2022 Rhodes Scholarship Nominee, Sunjay Letchuman ’22

Sunjay Letchuman ’22

Sunjay Letchuman ‘22, a business honors major from Shreveport, Louisiana, has been selected as the Texas A&M University nominee for the 2022 Rhodes Scholarship. The primary qualification for a successful candidate is an intellectual distinction as well as “great personal energy and ambition for impact.” Through the years, Rhodes Scholars have pursued studies in all of the varied fields available at the University of Oxford, where they are elected for two years of study with the possible renewal of a third year. The LAUNCH office congratulates Sunjay for his nomination and recognizes the hard work that is required of this scholarship. 

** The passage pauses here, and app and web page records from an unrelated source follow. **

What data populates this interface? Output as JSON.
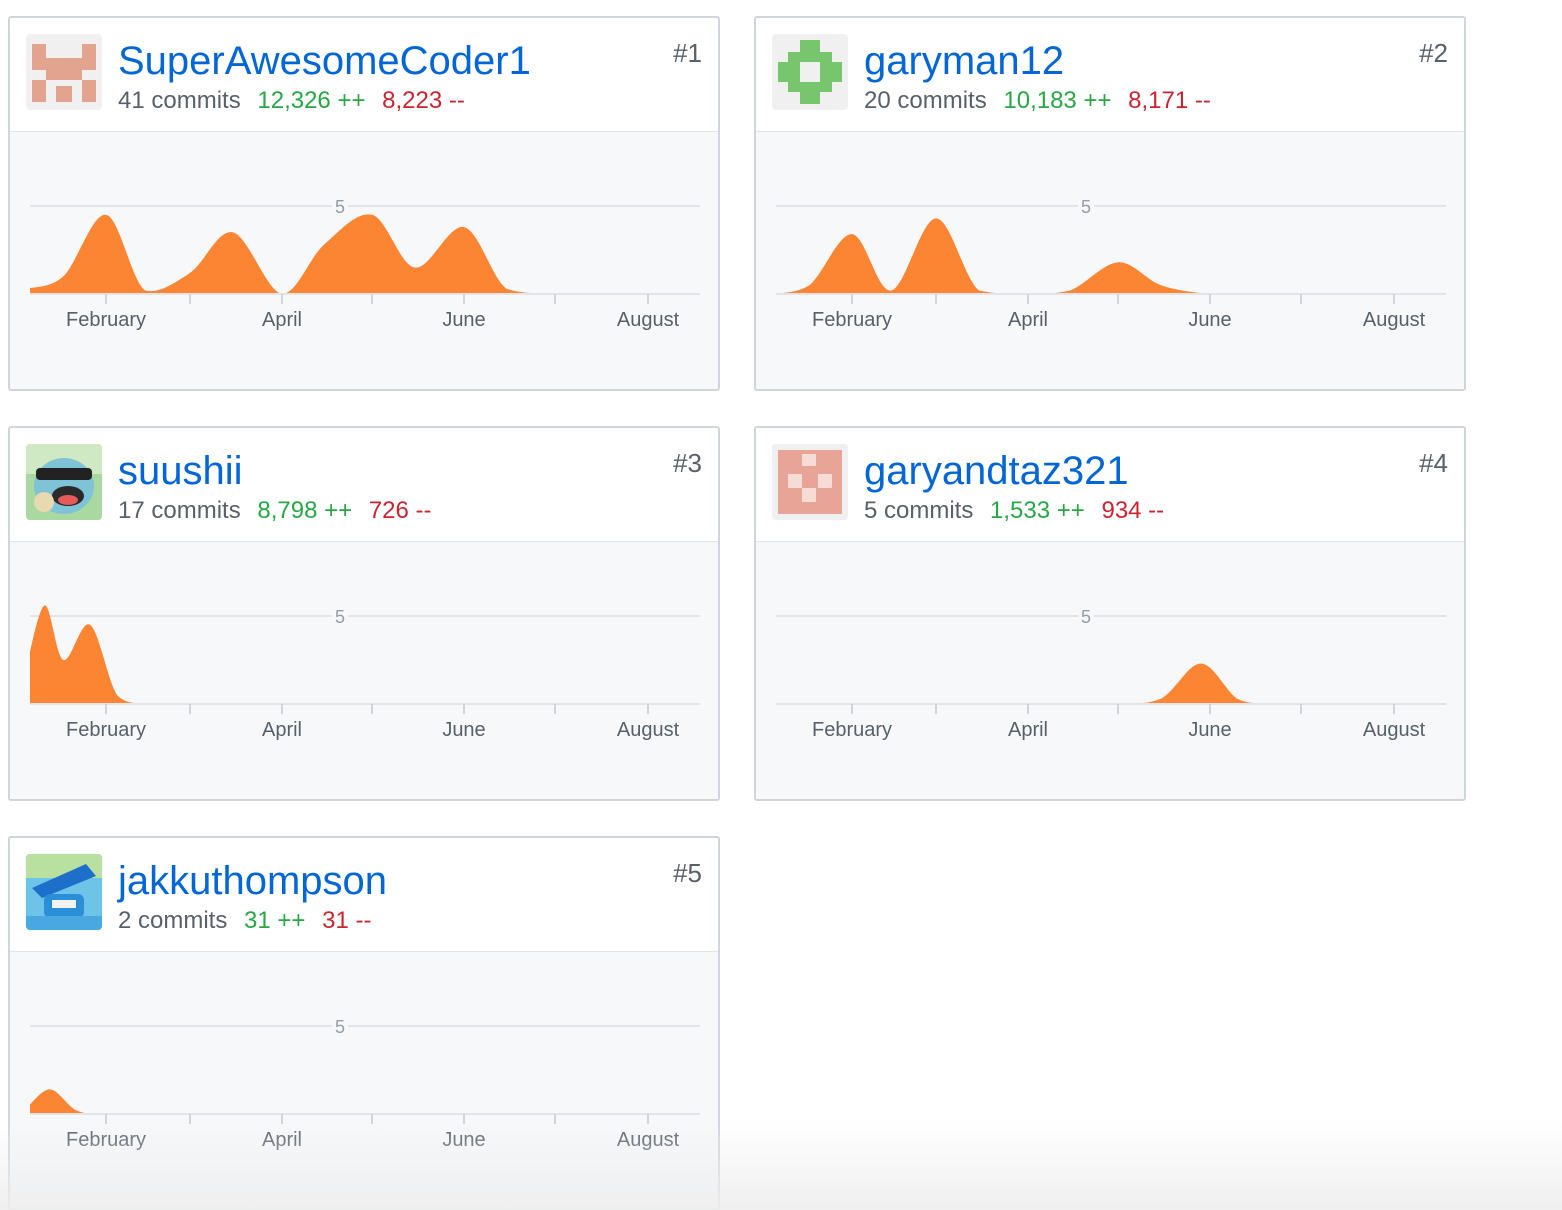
{
  "axis": {
    "months": [
      "February",
      "April",
      "June",
      "August"
    ],
    "y_tick_label": "5"
  },
  "colors": {
    "area": "#fb8532",
    "link": "#0366d6",
    "additions": "#28a745",
    "deletions": "#cb2431"
  },
  "contributors": [
    {
      "rank": "#1",
      "username": "SuperAwesomeCoder1",
      "commits": "41 commits",
      "additions": "12,326 ++",
      "deletions": "8,223 --",
      "avatar": "identicon-salmon-pattern"
    },
    {
      "rank": "#2",
      "username": "garyman12",
      "commits": "20 commits",
      "additions": "10,183 ++",
      "deletions": "8,171 --",
      "avatar": "identicon-green-cross"
    },
    {
      "rank": "#3",
      "username": "suushii",
      "commits": "17 commits",
      "additions": "8,798 ++",
      "deletions": "726 --",
      "avatar": "squirtle-photo"
    },
    {
      "rank": "#4",
      "username": "garyandtaz321",
      "commits": "5 commits",
      "additions": "1,533 ++",
      "deletions": "934 --",
      "avatar": "identicon-pink-pattern"
    },
    {
      "rank": "#5",
      "username": "jakkuthompson",
      "commits": "2 commits",
      "additions": "31 ++",
      "deletions": "31 --",
      "avatar": "blue-character-photo"
    }
  ],
  "chart_data": [
    {
      "type": "area",
      "contributor": "SuperAwesomeCoder1",
      "x_range": [
        "Jan",
        "Aug"
      ],
      "ylim": [
        0,
        7
      ],
      "grid_lines": [
        5
      ],
      "x": [
        "Jan 01",
        "Jan 15",
        "Feb 01",
        "Feb 15",
        "Mar 01",
        "Mar 15",
        "Apr 01",
        "Apr 15",
        "May 01",
        "May 15",
        "Jun 01",
        "Jun 15",
        "Jul 01",
        "Jul 15",
        "Aug 01",
        "Aug 15"
      ],
      "values": [
        0.3,
        1.0,
        4.5,
        0.2,
        1.2,
        3.5,
        0,
        2.8,
        4.5,
        1.5,
        3.8,
        0.3,
        0,
        0,
        0,
        0
      ]
    },
    {
      "type": "area",
      "contributor": "garyman12",
      "x_range": [
        "Jan",
        "Aug"
      ],
      "ylim": [
        0,
        7
      ],
      "grid_lines": [
        5
      ],
      "x": [
        "Jan 01",
        "Jan 15",
        "Feb 01",
        "Feb 15",
        "Mar 01",
        "Mar 15",
        "Apr 01",
        "Apr 15",
        "May 01",
        "May 15",
        "Jun 01",
        "Jun 15",
        "Jul 01",
        "Jul 15",
        "Aug 01",
        "Aug 15"
      ],
      "values": [
        0,
        0.5,
        3.4,
        0.2,
        4.3,
        0.2,
        0,
        0.2,
        1.8,
        0.5,
        0,
        0,
        0,
        0,
        0,
        0
      ]
    },
    {
      "type": "area",
      "contributor": "suushii",
      "x_range": [
        "Jan",
        "Aug"
      ],
      "ylim": [
        0,
        7
      ],
      "grid_lines": [
        5
      ],
      "x": [
        "Jan 01",
        "Jan 08",
        "Jan 15",
        "Jan 25",
        "Feb 05",
        "Feb 15",
        "Mar 01",
        "Apr 01",
        "May 01",
        "Jun 01",
        "Jul 01",
        "Aug 01",
        "Aug 15"
      ],
      "values": [
        2.0,
        5.6,
        2.5,
        4.5,
        0.5,
        0,
        0,
        0,
        0,
        0,
        0,
        0,
        0
      ]
    },
    {
      "type": "area",
      "contributor": "garyandtaz321",
      "x_range": [
        "Jan",
        "Aug"
      ],
      "ylim": [
        0,
        7
      ],
      "grid_lines": [
        5
      ],
      "x": [
        "Jan 01",
        "Feb 01",
        "Mar 01",
        "Apr 01",
        "May 01",
        "May 15",
        "May 28",
        "Jun 10",
        "Jun 20",
        "Jul 01",
        "Aug 01",
        "Aug 15"
      ],
      "values": [
        0,
        0,
        0,
        0,
        0,
        0.3,
        2.3,
        0.3,
        0,
        0,
        0,
        0
      ]
    },
    {
      "type": "area",
      "contributor": "jakkuthompson",
      "x_range": [
        "Jan",
        "Aug"
      ],
      "ylim": [
        0,
        7
      ],
      "grid_lines": [
        5
      ],
      "x": [
        "Jan 01",
        "Jan 10",
        "Jan 20",
        "Feb 01",
        "Mar 01",
        "Apr 01",
        "May 01",
        "Jun 01",
        "Jul 01",
        "Aug 01",
        "Aug 15"
      ],
      "values": [
        0.3,
        1.4,
        0.2,
        0,
        0,
        0,
        0,
        0,
        0,
        0,
        0
      ]
    }
  ]
}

Sunjay attended Caddo Magnet High School, then decided to continue his education at Texas A&M due to his love for learning and the ability to conduct cutting-edge academic research. If he is awarded a Rhodes Scholarship, he plans to obtain a Master of Public Policy degree (MPP) and a Master of Science (MSc) in Evidence-Based Social Intervention and Policy Evaluation at the University of Oxford. He would then attend the Icahn School of Medicine at Mount Sinai after his schooling at Oxford and fulfill his lifelong goal of becoming a physician-policymaker. When asked why he wants to receive a Rhodes Scholarship, he said, “The scholarship would allow me to immerse myself in a learning environment like no other. The University of Oxford cultivates leaders, many of whom have made substantial impacts in health policy.” 

At Texas A&M, Sunjay is a University Scholar, University Honors student, Maroon Coat, and serves in the Academy of Undergraduate Researchers Across Texas. This past summer he had the opportunity to intern in the U.S. Senate with the Committee on Health, Education, Labor, and Pensions. As a health policy intern, he assisted the Committee with policy research in preparation for witness testimony from administration officials, such as Dr. Anthony Fauci. Sunjay’s ultimate goal is to “bridge the divide between the experiences of real patients and the evidence policymakers use when drafting health policy.” He currently conducts research under Dr. Leonard Berry, the University Distinguished Professor of Marketing, Regents Professor, and most cited professor at Texas A&M. The pair recently co-authored a paper titled “The High Stakes of Outsourcing in Healthcare.” Their paper was published in the Mayo Clinic Proceedings online ahead of print in the November issue! Sunjay is also leading a project centered on the community benefits provided by nonprofit hospitals and is researching how policy can change to strengthen the community benefit standard that the IRS uses to grant tax-exempt status to nonprofit hospitals. 

We also asked Sunjay to discuss the mentors, friends, family, etc. who have helped him throughout his time at Texas A&M and towards his Rhodes application. Sunjay made sure to emphasize that his accomplishments reflect the investment that Texas A&M faculty members have made in him. He said, “My education would be vastly different and much less enriching without the incredibly kind and generous mentors and professors I have had throughout college. Important to note are Dr. Sumana Datta, Dr. Leonard Berry, Dr. Jennifer Dulin, and Tyson Voelkel. Dr. Datta has served as my academic mentor since my first semester of college, and every major decision I have made in college has gone through her. She is also the first professor to encourage me to think about a career in health policy. Dr. Berry has gone out of his way to mentor me and improve my understanding of our healthcare system. Dr. Berry first formally taught me in the Spring of 2020 in his class on improving healthcare service, and we quickly became friends. We have become academic writing partners and have published two papers together, with several more publications on the way. He is such a special person in my life, and working with Dr. Berry has been the greatest honor I have had during my time in college. Dr. Dulin has also been a close mentor of mine since my first semester. I work in Dr. Dulin’s biomedical research lab where we study spinal cord injury. Our lab uses stem cells to try to restore locomotor function after spinal cord injury. My research under Dr. Dulin’s guidance has kept my love for science and medicine close. Tyson Voelkel is the President and CEO of the Texas A&M Foundation, and he has served as a personal mentor since my sophomore year when I joined an organization called Maroon Coats. Tyson has created opportunities for me that I didn’t know existed, and he has been a constant supporter of my work. He makes time to help shape me into a more effective leader, and he lives by the principle of helping others whenever you have the opportunity. These four mentors (and four others) all wrote letters of recommendation for my Rhodes application, and they all lead by example. My family as well as my best friend Robert Brown have been huge supporters of all of my endeavors. My lovely parents care so much about me and my three brothers, and I am indebted to them for their constant love and encouragement.” 

We are so proud of Sunjay and all of his accomplishments and wish him luck with his future endeavors. We thank him for taking the time to speak with us! 

To read more about how LAUNCH: National Fellowships helps prepare outstanding students to compete for nationally competitive awards with the support of the Association of Former Students, please visit http://natlfellows.tamu.edu.